The education sector consists of state-of-the art schools and higher education institutions which receive high rankings and attract a great number of local and international students. The fact that the island is becoming a regional educational centre has already resulted in a great deal of cooperation between institutions in the UK and Cyprus. More specifically, the University of Central Lancashire (UK) has established a branch in Cyprus, which is one of the fully accredited Cyprus private universities. Furthermore, other universities in Cyprus have collaborated with UK universities to develop and offer joint academic programmes and to share common research initiatives.
Likewise, the health sector in Cyprus has been through outstanding developments, with the complete modernisation of the national health service and the significant expansion of the public and private sector. The health sector consists of hospitals and clinics that offer world-class treatments and services to patients from all over the world, and especially the UK, Europe and MENA countries, as well as the Far East. Synergies between the UK and Cyprus can deliver excellent results in all fields of healthcare, from infrastructure and mobility to training and research.

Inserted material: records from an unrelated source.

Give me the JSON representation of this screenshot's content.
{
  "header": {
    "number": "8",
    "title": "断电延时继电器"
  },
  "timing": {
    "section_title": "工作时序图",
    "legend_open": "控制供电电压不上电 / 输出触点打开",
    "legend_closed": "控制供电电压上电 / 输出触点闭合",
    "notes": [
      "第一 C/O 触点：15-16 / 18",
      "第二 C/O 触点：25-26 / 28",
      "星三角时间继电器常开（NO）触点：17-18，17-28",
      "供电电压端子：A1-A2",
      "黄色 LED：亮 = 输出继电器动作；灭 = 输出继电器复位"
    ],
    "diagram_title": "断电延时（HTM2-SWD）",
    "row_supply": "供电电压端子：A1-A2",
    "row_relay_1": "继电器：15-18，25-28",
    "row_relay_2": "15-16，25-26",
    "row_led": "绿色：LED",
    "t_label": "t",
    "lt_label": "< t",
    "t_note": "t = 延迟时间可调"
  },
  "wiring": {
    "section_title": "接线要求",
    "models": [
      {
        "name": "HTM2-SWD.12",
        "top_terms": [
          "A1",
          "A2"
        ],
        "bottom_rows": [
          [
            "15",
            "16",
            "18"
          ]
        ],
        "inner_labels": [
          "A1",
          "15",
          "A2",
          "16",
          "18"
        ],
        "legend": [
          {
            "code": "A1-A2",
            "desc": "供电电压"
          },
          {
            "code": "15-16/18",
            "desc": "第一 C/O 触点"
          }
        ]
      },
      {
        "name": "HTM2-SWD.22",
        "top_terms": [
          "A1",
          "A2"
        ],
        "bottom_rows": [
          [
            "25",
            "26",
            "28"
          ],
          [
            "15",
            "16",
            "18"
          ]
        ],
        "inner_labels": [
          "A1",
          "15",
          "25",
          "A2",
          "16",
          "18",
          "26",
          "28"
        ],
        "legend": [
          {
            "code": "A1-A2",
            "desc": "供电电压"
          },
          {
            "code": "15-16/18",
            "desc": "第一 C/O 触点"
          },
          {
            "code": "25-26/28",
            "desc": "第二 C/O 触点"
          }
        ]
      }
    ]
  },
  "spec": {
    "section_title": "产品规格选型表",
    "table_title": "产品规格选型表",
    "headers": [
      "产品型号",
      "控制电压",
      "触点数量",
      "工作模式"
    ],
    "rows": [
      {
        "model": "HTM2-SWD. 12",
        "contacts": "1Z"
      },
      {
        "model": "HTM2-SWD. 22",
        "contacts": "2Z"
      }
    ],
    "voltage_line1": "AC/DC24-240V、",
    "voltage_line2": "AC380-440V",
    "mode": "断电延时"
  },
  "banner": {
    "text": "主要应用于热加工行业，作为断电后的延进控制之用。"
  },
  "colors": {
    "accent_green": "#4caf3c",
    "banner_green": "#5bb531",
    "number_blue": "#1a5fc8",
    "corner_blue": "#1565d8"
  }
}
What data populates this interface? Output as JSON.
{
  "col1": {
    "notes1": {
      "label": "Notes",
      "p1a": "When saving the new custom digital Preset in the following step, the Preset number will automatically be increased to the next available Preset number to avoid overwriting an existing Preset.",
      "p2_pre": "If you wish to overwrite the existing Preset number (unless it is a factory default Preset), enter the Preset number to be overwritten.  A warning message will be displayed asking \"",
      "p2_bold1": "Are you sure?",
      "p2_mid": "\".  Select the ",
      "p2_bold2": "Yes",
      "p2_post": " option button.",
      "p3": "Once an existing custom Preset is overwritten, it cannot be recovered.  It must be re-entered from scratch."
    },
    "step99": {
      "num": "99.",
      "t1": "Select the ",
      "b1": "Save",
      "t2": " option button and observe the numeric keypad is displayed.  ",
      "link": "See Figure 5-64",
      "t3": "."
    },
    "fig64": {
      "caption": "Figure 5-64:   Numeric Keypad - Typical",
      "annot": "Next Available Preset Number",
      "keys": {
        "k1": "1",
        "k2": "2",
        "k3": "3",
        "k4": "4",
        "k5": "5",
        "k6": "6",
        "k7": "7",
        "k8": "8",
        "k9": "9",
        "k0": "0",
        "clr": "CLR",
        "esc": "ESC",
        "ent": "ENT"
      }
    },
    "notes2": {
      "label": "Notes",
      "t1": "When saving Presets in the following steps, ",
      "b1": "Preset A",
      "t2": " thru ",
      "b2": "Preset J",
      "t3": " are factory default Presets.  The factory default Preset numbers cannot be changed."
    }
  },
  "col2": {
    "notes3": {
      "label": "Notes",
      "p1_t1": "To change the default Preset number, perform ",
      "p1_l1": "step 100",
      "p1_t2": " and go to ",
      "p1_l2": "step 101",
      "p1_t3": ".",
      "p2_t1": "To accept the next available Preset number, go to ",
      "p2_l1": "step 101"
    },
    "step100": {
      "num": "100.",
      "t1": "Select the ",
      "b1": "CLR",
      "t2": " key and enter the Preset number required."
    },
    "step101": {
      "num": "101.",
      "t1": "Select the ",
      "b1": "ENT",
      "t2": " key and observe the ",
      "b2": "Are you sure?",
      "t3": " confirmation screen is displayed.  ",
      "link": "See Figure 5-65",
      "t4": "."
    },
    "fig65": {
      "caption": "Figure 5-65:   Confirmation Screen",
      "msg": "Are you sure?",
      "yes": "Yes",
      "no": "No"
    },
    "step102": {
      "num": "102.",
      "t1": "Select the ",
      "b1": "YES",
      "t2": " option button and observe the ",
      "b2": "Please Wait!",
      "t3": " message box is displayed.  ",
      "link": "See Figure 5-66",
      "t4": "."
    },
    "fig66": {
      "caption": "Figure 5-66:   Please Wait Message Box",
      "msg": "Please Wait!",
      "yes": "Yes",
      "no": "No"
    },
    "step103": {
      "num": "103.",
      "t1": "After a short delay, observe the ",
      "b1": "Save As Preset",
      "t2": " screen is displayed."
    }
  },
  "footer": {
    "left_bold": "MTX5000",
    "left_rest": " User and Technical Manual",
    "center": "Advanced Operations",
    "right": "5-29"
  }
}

Cyprus is also creating an ideal ecosystem for information technology, research and development which currently attracts a great number of renowned companies and top talent from around the world. Some of the booming areas have been software development, data centres, customer service and back offices. For this reason, Cyprus achieved an increase of 35.6% in the innovation performance on the European Innovation Scoreboard, compared to the EU average of 8.5% between 2016 and 2022.
What new prospects are on the horizon that could help strengthen the bilateral relations between the UK and Cyprus?

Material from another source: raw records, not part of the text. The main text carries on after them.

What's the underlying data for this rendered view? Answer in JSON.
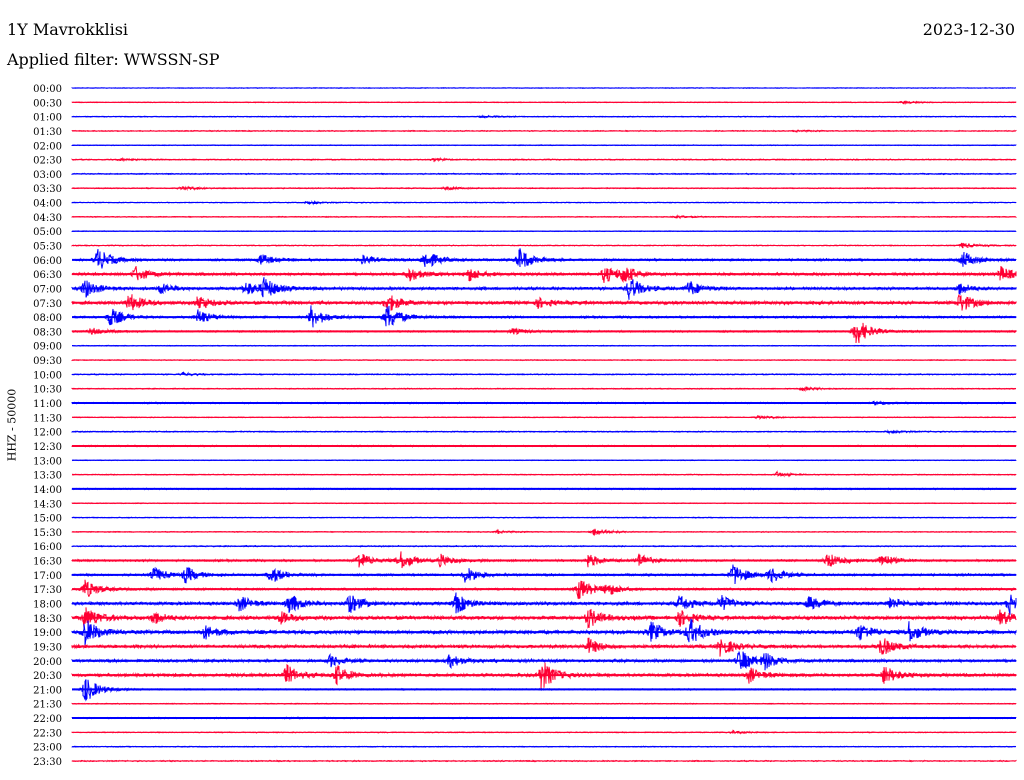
{
  "header": {
    "station": "1Y Mavrokklisi",
    "filter": "Applied filter: WWSSN-SP",
    "date": "2023-12-30"
  },
  "chart_data": {
    "type": "line",
    "title": "1Y Mavrokklisi",
    "subtitle": "Applied filter: WWSSN-SP",
    "ylabel": "HHZ - 50000",
    "xlabel": "",
    "x_range_minutes": [
      0,
      30
    ],
    "colors": {
      "even": "#0000ff",
      "odd": "#ff0033"
    },
    "rows": [
      {
        "label": "00:00",
        "base": 0.5,
        "bursts": []
      },
      {
        "label": "00:30",
        "base": 0.5,
        "bursts": [
          [
            26.4,
            1.5
          ]
        ]
      },
      {
        "label": "01:00",
        "base": 0.6,
        "bursts": [
          [
            13,
            1
          ]
        ]
      },
      {
        "label": "01:30",
        "base": 0.7,
        "bursts": [
          [
            23,
            1
          ]
        ]
      },
      {
        "label": "02:00",
        "base": 0.5,
        "bursts": []
      },
      {
        "label": "02:30",
        "base": 0.8,
        "bursts": [
          [
            1.5,
            1
          ],
          [
            11.5,
            1
          ]
        ]
      },
      {
        "label": "03:00",
        "base": 0.8,
        "bursts": []
      },
      {
        "label": "03:30",
        "base": 0.7,
        "bursts": [
          [
            3.5,
            2
          ],
          [
            11.9,
            1.5
          ]
        ]
      },
      {
        "label": "04:00",
        "base": 0.6,
        "bursts": [
          [
            7.5,
            1.5
          ]
        ]
      },
      {
        "label": "04:30",
        "base": 0.6,
        "bursts": [
          [
            19.2,
            1.5
          ]
        ]
      },
      {
        "label": "05:00",
        "base": 0.5,
        "bursts": []
      },
      {
        "label": "05:30",
        "base": 0.7,
        "bursts": [
          [
            28.3,
            3
          ]
        ]
      },
      {
        "label": "06:00",
        "base": 1.5,
        "bursts": [
          [
            0.8,
            12
          ],
          [
            6,
            6
          ],
          [
            9.2,
            5
          ],
          [
            11.2,
            10
          ],
          [
            14.2,
            12
          ],
          [
            28.3,
            9
          ]
        ]
      },
      {
        "label": "06:30",
        "base": 2,
        "bursts": [
          [
            2,
            8
          ],
          [
            10.7,
            8
          ],
          [
            12.6,
            7
          ],
          [
            16.9,
            9
          ],
          [
            17.5,
            9
          ],
          [
            29.5,
            8
          ]
        ]
      },
      {
        "label": "07:00",
        "base": 2,
        "bursts": [
          [
            0.4,
            10
          ],
          [
            2.8,
            6
          ],
          [
            5.5,
            8
          ],
          [
            6.1,
            10
          ],
          [
            17.7,
            12
          ],
          [
            19.6,
            8
          ],
          [
            28.2,
            6
          ]
        ]
      },
      {
        "label": "07:30",
        "base": 2.5,
        "bursts": [
          [
            1.8,
            10
          ],
          [
            4,
            8
          ],
          [
            10,
            10
          ],
          [
            14.8,
            5
          ],
          [
            28.2,
            10
          ]
        ]
      },
      {
        "label": "08:00",
        "base": 1.5,
        "bursts": [
          [
            1.2,
            10
          ],
          [
            4,
            8
          ],
          [
            7.6,
            12
          ],
          [
            10,
            14
          ]
        ]
      },
      {
        "label": "08:30",
        "base": 1.2,
        "bursts": [
          [
            0.6,
            4
          ],
          [
            14,
            3
          ],
          [
            24.9,
            15
          ]
        ]
      },
      {
        "label": "09:00",
        "base": 0.6,
        "bursts": []
      },
      {
        "label": "09:30",
        "base": 0.6,
        "bursts": []
      },
      {
        "label": "10:00",
        "base": 0.8,
        "bursts": [
          [
            3.5,
            1.5
          ]
        ]
      },
      {
        "label": "10:30",
        "base": 0.7,
        "bursts": [
          [
            23.2,
            2
          ]
        ]
      },
      {
        "label": "11:00",
        "base": 1,
        "bursts": [
          [
            25.5,
            2
          ]
        ]
      },
      {
        "label": "11:30",
        "base": 0.5,
        "bursts": [
          [
            21.8,
            2
          ]
        ]
      },
      {
        "label": "12:00",
        "base": 0.8,
        "bursts": [
          [
            26,
            1.5
          ]
        ]
      },
      {
        "label": "12:30",
        "base": 1,
        "bursts": []
      },
      {
        "label": "13:00",
        "base": 0.5,
        "bursts": []
      },
      {
        "label": "13:30",
        "base": 0.6,
        "bursts": [
          [
            22.4,
            2.5
          ]
        ]
      },
      {
        "label": "14:00",
        "base": 1,
        "bursts": []
      },
      {
        "label": "14:30",
        "base": 0.5,
        "bursts": []
      },
      {
        "label": "15:00",
        "base": 0.6,
        "bursts": []
      },
      {
        "label": "15:30",
        "base": 0.6,
        "bursts": [
          [
            16.6,
            4
          ],
          [
            13.5,
            1.5
          ]
        ]
      },
      {
        "label": "16:00",
        "base": 0.8,
        "bursts": []
      },
      {
        "label": "16:30",
        "base": 1.5,
        "bursts": [
          [
            9.1,
            9
          ],
          [
            10.4,
            10
          ],
          [
            11.7,
            6
          ],
          [
            16.4,
            7
          ],
          [
            18,
            7
          ],
          [
            24,
            8
          ],
          [
            25.7,
            7
          ]
        ]
      },
      {
        "label": "17:00",
        "base": 1.5,
        "bursts": [
          [
            2.6,
            8
          ],
          [
            3.6,
            8
          ],
          [
            6.3,
            9
          ],
          [
            12.5,
            9
          ],
          [
            21,
            12
          ],
          [
            22.2,
            8
          ]
        ]
      },
      {
        "label": "17:30",
        "base": 1.5,
        "bursts": [
          [
            0.4,
            10
          ],
          [
            16.1,
            12
          ],
          [
            17,
            6
          ]
        ]
      },
      {
        "label": "18:00",
        "base": 2.5,
        "bursts": [
          [
            5.3,
            8
          ],
          [
            6.9,
            10
          ],
          [
            8.8,
            10
          ],
          [
            12.2,
            10
          ],
          [
            19.3,
            8
          ],
          [
            20.6,
            8
          ],
          [
            23.4,
            7
          ],
          [
            26,
            6
          ],
          [
            29.8,
            12
          ]
        ]
      },
      {
        "label": "18:30",
        "base": 3,
        "bursts": [
          [
            0.4,
            12
          ],
          [
            2.6,
            6
          ],
          [
            6.6,
            6
          ],
          [
            16.4,
            10
          ],
          [
            19.3,
            8
          ],
          [
            29.5,
            8
          ]
        ]
      },
      {
        "label": "19:00",
        "base": 3,
        "bursts": [
          [
            0.4,
            14
          ],
          [
            4.2,
            7
          ],
          [
            18.4,
            10
          ],
          [
            19.6,
            14
          ],
          [
            25,
            9
          ],
          [
            26.6,
            10
          ]
        ]
      },
      {
        "label": "19:30",
        "base": 2.5,
        "bursts": [
          [
            16.4,
            8
          ],
          [
            20.6,
            10
          ],
          [
            25.7,
            10
          ]
        ]
      },
      {
        "label": "20:00",
        "base": 2,
        "bursts": [
          [
            8.2,
            6
          ],
          [
            12,
            7
          ],
          [
            21.2,
            12
          ],
          [
            22,
            8
          ]
        ]
      },
      {
        "label": "20:30",
        "base": 2.5,
        "bursts": [
          [
            6.8,
            10
          ],
          [
            8.4,
            10
          ],
          [
            14.9,
            16
          ],
          [
            21.5,
            8
          ],
          [
            25.8,
            10
          ]
        ]
      },
      {
        "label": "21:00",
        "base": 1,
        "bursts": [
          [
            0.4,
            14
          ]
        ]
      },
      {
        "label": "21:30",
        "base": 0.6,
        "bursts": []
      },
      {
        "label": "22:00",
        "base": 1,
        "bursts": []
      },
      {
        "label": "22:30",
        "base": 0.6,
        "bursts": [
          [
            21,
            1.5
          ]
        ]
      },
      {
        "label": "23:00",
        "base": 0.6,
        "bursts": []
      },
      {
        "label": "23:30",
        "base": 0.8,
        "bursts": []
      }
    ]
  }
}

I am confident that the robust bilateral relationship between Cyprus and the UK will continue to strengthen considerably over time. Cyprus remains a tried and tested reliable business partner and will seek to further advance its position as a significant international hub and investment destination.
Despite its small size and several shocks through time, the country has managed to stay on track, diversify and attract new investment, earning a reputation as one of the most resilient EU economies. Following the global economic crisis of 2012, the island succeeded to emerge stronger from an unprecedented crisis and much faster than predicted. Indeed, in less than five years, the Cyprus economy achieved full recovery and a growth of almost 4%, one of the highest in the EU. Recently the credit ratings agencies have upgraded Cyprus into investment-grade territory, and it is predicted that the economy will grow by 2.5% in 2023 and 2.9% in 2024.
The Cyprus Government has set ‘Vision 2035’, a long-term strategy, to build a resilient economy for Cyprus – a sustainable growth model focused on reforming the economy through traditional, but also new high-growth sectors, transparent governance and upgraded regulatory framework, more available financing sources, and prominence on green and digital transition.
The UK has a long-standing worldwide reputation and expertise in fields such as ICT, energy, healthcare, education and financial products, which Cyprus aspires to become a regional hub in. This, combined with the stability, access to other markets and the European base the island offers, makes Cyprus the perfect partner for UK economic and trade interests.